TASK INSTRUCTIONS: All lines in the listing below that hold the string "legend" are to be tallied, with only the total reported.

DATA RECORDS:
============

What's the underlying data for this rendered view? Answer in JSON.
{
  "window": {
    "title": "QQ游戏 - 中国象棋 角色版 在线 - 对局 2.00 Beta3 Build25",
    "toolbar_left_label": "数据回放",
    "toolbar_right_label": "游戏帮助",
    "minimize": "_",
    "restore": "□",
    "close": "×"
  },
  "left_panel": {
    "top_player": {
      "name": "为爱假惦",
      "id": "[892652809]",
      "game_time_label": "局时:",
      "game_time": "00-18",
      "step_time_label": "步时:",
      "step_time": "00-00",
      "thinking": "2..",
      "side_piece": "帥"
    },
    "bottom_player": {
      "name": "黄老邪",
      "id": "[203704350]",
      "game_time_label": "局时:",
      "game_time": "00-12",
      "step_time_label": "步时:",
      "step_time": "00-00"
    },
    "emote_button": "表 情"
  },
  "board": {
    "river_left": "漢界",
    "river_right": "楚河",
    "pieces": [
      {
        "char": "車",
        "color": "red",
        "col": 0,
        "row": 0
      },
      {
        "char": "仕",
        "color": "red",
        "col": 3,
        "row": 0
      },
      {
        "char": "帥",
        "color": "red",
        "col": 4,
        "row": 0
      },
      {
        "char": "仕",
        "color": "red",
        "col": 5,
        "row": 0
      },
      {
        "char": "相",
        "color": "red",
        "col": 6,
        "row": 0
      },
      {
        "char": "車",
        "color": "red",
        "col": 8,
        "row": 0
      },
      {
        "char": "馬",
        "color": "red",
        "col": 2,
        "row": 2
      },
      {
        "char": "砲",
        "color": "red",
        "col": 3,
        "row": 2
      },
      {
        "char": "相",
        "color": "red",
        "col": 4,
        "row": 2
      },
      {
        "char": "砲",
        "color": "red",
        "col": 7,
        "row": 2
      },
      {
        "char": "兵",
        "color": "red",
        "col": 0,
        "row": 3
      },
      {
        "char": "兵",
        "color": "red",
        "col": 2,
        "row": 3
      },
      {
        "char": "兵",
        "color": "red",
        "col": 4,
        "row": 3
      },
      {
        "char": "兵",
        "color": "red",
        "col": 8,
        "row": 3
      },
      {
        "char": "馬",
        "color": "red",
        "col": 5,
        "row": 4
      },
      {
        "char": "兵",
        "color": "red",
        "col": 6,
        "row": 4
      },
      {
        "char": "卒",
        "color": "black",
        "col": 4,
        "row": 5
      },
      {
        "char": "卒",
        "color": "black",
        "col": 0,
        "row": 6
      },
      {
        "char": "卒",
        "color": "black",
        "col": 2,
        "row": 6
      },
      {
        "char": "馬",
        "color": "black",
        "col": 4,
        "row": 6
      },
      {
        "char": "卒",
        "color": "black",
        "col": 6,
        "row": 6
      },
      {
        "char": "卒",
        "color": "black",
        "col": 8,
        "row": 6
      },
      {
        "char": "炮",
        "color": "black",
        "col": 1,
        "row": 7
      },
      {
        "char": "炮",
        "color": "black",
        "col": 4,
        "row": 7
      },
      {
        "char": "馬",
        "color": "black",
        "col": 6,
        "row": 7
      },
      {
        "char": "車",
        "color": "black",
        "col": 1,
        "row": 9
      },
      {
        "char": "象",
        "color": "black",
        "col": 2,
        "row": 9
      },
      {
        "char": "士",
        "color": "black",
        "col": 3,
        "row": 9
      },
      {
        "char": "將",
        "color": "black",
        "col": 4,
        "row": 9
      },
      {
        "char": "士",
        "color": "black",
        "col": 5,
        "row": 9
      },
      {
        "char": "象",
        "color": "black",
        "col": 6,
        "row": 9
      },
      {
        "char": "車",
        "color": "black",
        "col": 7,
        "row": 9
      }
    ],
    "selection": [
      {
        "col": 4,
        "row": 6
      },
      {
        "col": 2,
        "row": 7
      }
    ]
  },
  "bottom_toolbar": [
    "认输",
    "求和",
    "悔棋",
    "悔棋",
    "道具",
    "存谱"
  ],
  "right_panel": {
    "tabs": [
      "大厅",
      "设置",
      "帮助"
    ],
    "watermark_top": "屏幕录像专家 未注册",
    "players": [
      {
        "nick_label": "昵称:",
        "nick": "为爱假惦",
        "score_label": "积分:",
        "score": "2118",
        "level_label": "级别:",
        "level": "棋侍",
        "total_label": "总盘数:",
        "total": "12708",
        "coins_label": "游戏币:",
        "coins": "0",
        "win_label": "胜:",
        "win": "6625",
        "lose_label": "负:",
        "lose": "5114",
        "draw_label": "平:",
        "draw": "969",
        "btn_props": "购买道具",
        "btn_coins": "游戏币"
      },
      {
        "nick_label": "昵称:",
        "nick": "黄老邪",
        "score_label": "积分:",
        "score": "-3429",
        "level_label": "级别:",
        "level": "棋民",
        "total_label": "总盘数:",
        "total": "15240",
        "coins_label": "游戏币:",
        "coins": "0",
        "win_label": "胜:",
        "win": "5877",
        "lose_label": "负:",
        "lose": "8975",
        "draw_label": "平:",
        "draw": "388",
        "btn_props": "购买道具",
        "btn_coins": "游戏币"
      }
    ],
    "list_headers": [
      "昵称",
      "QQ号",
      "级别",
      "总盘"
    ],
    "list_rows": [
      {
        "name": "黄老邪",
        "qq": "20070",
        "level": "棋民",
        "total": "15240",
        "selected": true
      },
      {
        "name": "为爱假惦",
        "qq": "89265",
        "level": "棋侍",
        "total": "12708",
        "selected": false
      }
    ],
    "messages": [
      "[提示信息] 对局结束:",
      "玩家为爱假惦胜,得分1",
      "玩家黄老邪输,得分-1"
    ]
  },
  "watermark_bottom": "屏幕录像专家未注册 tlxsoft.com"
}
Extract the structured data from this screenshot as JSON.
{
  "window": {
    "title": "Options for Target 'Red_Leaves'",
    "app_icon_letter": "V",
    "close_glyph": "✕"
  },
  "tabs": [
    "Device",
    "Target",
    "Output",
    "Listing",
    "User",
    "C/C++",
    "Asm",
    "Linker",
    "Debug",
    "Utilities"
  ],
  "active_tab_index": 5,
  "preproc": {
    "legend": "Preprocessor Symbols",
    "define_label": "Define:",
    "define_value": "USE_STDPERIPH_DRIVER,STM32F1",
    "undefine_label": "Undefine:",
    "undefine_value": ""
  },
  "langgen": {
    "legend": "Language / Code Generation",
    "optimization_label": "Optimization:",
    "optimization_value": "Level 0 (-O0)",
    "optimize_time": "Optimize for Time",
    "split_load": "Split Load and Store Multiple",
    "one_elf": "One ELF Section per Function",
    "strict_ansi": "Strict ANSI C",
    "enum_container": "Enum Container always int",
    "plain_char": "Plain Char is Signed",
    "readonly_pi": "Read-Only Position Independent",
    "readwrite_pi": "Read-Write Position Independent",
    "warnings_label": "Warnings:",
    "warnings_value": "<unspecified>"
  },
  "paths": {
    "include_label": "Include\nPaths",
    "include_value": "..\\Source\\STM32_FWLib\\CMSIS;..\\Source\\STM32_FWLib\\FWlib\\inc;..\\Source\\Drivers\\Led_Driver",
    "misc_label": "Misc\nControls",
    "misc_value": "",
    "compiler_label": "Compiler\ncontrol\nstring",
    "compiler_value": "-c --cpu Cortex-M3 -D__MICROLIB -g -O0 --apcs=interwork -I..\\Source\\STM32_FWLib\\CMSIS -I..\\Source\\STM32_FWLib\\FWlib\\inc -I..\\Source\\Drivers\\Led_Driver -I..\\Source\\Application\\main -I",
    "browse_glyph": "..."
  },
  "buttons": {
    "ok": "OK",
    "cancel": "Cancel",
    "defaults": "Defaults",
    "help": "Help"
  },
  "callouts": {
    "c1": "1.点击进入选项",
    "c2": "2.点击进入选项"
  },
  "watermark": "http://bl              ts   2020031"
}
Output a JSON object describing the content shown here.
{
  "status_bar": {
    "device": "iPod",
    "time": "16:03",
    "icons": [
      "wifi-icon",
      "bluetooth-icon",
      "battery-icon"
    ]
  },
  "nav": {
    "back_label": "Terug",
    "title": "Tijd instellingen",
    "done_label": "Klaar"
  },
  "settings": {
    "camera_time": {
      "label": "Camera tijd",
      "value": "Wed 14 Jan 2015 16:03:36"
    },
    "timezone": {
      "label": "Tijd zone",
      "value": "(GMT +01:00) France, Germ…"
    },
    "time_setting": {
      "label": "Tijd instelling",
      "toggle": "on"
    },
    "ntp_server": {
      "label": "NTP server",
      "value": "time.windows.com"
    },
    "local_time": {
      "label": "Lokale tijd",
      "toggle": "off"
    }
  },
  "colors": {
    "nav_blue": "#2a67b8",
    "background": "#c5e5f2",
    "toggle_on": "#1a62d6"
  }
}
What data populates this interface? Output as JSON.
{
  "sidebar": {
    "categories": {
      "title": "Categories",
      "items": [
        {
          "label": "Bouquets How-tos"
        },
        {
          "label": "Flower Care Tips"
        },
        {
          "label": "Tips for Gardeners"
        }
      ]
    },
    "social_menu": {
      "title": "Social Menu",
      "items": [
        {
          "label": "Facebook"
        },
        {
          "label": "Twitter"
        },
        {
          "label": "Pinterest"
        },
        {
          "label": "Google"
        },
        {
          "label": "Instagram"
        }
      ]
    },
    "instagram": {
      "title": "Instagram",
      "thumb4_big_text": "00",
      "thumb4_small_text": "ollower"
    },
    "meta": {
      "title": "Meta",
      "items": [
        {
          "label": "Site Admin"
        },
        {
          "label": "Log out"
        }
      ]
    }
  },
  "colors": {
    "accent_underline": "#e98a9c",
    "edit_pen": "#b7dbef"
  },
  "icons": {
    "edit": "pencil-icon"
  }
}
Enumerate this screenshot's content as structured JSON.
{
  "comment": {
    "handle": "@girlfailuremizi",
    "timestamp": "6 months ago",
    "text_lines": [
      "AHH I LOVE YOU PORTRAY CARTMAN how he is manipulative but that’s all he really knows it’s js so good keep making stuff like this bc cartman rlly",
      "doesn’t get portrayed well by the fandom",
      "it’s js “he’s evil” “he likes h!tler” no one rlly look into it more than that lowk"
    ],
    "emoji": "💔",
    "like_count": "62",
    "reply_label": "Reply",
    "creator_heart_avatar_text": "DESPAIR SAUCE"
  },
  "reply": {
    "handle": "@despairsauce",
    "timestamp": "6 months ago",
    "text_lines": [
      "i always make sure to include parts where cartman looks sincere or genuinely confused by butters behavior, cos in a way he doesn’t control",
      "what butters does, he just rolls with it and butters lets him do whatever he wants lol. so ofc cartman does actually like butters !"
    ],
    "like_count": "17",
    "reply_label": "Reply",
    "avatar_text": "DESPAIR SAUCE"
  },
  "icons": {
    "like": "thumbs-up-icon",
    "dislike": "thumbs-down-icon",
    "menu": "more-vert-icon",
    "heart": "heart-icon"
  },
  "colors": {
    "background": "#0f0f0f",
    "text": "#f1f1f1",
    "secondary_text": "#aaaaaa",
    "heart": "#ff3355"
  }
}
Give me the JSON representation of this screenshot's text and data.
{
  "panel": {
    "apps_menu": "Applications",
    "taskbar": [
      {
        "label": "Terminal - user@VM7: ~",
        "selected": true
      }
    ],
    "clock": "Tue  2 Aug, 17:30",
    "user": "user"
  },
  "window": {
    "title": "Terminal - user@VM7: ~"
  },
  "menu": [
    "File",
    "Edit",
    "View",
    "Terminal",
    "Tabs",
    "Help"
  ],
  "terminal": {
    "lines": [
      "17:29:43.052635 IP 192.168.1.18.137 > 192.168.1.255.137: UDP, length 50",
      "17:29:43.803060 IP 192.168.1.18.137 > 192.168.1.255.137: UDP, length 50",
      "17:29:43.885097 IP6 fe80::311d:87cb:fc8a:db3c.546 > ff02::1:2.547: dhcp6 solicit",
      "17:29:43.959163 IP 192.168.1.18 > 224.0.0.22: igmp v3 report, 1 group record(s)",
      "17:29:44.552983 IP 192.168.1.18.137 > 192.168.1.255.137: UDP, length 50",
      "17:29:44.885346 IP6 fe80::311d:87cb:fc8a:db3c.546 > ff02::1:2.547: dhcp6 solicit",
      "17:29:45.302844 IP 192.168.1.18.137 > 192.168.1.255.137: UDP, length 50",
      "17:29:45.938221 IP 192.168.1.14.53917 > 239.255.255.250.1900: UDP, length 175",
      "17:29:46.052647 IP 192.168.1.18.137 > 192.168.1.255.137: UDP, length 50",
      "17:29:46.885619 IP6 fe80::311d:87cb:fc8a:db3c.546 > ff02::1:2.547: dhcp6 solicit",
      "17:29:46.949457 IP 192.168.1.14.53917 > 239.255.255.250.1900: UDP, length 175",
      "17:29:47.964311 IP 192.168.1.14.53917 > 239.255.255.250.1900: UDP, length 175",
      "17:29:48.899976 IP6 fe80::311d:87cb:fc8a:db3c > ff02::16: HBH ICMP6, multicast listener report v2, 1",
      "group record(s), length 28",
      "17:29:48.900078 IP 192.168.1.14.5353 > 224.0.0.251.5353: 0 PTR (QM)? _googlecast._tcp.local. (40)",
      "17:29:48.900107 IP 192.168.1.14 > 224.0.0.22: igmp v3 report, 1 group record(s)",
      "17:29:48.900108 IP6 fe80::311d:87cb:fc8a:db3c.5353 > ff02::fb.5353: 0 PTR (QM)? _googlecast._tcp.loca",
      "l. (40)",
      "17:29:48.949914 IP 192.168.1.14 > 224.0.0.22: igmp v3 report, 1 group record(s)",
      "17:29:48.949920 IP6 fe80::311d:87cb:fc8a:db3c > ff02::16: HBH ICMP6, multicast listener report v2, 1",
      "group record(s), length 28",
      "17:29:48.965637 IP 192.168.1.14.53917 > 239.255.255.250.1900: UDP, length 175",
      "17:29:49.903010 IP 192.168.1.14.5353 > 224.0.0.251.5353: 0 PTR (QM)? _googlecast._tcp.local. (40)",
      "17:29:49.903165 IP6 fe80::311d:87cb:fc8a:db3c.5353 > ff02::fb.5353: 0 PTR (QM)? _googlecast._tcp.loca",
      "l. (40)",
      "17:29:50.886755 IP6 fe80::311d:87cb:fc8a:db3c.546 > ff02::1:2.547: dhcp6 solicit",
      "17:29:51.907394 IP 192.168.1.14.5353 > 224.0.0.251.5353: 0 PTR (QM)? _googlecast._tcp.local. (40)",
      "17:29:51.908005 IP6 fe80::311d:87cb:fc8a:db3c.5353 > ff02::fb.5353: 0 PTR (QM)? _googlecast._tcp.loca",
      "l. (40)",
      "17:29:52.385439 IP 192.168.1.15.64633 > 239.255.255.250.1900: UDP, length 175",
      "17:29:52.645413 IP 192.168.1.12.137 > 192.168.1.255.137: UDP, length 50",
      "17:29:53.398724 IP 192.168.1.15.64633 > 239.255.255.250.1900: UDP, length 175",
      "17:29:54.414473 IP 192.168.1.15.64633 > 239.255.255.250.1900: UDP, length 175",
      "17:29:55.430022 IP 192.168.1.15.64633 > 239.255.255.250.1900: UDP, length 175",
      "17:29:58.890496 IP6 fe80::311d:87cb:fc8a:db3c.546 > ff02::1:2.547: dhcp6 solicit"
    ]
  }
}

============

REPLY: 2